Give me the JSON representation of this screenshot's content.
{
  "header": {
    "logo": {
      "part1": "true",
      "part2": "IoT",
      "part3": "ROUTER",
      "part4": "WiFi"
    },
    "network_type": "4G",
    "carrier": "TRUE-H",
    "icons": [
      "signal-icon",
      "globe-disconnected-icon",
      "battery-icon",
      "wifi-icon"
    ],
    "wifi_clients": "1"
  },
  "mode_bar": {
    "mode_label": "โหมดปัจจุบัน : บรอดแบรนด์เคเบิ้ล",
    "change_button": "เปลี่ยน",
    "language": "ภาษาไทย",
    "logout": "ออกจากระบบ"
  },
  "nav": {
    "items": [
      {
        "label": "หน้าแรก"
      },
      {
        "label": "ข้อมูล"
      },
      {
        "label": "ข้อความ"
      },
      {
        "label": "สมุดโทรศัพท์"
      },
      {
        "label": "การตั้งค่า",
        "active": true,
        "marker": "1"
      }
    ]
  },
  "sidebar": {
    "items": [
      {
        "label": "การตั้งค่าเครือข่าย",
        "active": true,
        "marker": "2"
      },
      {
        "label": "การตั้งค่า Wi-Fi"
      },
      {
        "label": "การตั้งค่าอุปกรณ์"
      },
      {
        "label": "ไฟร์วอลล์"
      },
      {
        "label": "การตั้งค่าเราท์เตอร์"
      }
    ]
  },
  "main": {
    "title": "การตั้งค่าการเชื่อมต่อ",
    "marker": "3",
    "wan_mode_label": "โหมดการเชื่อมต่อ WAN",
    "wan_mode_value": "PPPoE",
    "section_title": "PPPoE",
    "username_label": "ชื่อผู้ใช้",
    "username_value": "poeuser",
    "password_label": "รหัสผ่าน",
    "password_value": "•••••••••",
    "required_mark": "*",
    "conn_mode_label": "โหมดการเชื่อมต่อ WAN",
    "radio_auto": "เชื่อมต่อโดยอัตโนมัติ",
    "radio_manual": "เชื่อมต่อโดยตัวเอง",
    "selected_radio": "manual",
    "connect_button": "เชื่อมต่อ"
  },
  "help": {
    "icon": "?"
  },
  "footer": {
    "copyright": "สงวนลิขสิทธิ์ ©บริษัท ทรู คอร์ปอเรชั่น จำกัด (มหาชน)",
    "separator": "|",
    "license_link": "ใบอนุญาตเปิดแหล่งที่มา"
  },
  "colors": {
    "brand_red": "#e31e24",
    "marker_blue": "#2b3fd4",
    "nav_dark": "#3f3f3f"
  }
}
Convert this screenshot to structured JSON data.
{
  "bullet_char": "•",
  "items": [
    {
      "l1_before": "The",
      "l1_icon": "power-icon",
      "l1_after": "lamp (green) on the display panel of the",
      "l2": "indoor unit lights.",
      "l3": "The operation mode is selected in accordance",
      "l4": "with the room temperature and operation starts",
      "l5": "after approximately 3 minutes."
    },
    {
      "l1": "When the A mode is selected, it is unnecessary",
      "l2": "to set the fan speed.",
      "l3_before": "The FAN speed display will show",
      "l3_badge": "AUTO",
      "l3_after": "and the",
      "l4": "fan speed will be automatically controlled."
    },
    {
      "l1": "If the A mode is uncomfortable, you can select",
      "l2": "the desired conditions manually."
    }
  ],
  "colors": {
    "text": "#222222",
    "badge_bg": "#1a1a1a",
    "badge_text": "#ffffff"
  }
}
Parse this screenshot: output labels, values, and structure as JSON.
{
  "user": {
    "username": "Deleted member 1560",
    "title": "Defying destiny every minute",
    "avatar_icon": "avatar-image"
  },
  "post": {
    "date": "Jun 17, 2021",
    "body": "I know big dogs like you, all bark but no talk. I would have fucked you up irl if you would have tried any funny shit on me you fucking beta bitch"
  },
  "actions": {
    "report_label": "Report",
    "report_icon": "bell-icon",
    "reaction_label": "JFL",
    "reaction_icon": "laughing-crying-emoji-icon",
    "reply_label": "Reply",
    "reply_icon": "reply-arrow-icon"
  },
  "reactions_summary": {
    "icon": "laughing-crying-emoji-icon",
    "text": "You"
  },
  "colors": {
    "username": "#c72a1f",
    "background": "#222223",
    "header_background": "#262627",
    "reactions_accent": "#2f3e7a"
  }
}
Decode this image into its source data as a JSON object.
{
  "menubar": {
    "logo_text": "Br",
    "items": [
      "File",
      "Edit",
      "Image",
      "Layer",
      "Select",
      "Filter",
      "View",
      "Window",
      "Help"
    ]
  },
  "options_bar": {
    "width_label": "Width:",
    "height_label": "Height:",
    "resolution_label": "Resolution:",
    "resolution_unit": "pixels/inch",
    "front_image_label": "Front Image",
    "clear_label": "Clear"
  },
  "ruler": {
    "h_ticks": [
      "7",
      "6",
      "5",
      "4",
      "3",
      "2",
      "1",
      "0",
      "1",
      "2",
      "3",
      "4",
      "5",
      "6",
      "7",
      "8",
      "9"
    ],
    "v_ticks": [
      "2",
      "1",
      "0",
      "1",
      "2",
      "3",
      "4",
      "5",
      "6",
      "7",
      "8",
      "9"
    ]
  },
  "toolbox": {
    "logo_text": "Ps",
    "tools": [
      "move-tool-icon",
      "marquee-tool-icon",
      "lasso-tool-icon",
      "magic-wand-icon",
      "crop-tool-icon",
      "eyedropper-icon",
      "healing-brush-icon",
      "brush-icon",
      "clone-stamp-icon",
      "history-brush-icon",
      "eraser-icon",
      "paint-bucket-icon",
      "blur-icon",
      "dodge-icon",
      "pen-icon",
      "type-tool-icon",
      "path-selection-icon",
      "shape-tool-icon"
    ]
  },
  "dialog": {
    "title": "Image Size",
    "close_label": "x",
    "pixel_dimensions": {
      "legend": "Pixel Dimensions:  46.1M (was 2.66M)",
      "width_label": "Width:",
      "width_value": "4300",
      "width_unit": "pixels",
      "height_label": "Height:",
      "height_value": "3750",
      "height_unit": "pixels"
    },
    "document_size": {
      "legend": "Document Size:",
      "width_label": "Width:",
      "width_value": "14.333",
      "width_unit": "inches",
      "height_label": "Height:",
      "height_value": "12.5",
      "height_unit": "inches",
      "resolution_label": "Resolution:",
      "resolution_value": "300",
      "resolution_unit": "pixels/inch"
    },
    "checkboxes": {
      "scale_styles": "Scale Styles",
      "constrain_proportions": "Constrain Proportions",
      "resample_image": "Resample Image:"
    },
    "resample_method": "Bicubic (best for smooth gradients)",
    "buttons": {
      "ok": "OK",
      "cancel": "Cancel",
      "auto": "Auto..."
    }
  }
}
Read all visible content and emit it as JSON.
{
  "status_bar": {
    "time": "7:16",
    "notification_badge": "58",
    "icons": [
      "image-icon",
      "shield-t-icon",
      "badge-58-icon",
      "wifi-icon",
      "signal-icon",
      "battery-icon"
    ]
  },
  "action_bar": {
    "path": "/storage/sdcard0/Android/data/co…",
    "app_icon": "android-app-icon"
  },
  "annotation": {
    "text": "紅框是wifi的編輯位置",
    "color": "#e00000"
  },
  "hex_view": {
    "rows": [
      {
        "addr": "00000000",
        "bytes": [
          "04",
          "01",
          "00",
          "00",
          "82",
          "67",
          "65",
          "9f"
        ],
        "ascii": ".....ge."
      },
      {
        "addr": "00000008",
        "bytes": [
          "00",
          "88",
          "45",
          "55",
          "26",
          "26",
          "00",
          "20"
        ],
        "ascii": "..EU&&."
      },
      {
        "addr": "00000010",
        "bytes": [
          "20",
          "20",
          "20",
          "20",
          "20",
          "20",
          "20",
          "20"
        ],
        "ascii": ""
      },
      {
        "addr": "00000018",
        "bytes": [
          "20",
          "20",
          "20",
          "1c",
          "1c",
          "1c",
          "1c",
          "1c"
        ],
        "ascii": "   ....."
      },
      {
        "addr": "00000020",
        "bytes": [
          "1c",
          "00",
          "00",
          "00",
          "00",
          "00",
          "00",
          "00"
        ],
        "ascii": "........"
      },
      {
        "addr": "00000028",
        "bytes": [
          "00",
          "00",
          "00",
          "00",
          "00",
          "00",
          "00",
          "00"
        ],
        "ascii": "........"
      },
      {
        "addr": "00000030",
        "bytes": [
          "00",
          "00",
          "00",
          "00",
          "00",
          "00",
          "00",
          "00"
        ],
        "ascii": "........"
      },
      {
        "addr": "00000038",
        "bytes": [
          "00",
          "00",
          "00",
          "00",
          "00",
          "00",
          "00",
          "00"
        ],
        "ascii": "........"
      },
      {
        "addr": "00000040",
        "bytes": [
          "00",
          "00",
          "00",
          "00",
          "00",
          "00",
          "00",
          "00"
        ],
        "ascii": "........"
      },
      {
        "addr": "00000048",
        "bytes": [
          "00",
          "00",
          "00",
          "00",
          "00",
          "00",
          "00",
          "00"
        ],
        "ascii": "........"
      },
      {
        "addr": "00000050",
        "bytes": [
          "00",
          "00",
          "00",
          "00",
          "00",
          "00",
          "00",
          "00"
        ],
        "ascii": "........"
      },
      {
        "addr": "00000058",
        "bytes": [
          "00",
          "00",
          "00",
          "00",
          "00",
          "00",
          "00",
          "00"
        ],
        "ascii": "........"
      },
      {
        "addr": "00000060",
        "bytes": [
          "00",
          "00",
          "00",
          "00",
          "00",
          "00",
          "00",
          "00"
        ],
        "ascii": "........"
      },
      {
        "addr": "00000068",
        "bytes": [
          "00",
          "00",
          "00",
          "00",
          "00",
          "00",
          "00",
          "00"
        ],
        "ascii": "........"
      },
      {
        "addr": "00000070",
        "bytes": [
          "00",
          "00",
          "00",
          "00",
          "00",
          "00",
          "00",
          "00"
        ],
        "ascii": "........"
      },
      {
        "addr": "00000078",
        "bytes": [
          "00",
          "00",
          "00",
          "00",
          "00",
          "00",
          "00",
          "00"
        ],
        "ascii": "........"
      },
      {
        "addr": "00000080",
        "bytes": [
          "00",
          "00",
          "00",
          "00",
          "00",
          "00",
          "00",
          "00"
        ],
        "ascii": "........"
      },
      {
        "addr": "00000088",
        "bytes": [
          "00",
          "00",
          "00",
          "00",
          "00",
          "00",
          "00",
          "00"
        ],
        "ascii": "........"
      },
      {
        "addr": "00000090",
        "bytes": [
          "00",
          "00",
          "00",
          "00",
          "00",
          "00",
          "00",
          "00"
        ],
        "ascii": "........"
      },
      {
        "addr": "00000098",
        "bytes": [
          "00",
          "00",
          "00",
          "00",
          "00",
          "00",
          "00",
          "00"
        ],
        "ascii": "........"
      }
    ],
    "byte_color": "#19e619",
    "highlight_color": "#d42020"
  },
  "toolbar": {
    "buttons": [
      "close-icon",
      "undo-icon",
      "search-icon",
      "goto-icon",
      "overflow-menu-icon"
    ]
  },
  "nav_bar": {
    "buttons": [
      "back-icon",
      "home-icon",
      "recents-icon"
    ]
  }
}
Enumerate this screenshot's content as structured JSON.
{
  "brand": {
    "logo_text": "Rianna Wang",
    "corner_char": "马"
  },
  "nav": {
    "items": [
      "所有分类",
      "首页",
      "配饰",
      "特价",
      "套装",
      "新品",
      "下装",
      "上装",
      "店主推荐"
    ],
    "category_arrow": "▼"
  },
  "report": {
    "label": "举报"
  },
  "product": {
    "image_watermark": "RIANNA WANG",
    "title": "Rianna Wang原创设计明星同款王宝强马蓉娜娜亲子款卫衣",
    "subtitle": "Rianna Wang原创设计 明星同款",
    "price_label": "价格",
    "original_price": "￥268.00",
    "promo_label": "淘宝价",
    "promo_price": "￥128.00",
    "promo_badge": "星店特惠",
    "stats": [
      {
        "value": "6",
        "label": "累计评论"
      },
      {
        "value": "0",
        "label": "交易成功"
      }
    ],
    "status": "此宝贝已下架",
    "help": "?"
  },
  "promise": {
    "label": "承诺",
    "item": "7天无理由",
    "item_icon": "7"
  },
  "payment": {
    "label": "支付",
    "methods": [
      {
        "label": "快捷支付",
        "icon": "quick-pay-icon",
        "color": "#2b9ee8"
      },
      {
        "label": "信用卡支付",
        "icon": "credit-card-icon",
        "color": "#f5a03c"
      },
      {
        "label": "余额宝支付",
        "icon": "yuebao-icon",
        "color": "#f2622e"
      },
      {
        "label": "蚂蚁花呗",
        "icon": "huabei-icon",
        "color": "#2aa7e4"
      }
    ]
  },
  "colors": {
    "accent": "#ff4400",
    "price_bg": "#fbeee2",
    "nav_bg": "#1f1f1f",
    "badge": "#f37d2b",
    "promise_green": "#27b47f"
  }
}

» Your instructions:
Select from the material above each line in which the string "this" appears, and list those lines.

» Answer space:
Give me the JSON representation of this screenshot's content.
Convert this screenshot to structured JSON data.
Parse this screenshot: output labels, values, and structure as JSON.
Decode this image into its source data as a JSON object.
Enumerate this screenshot's content as structured JSON.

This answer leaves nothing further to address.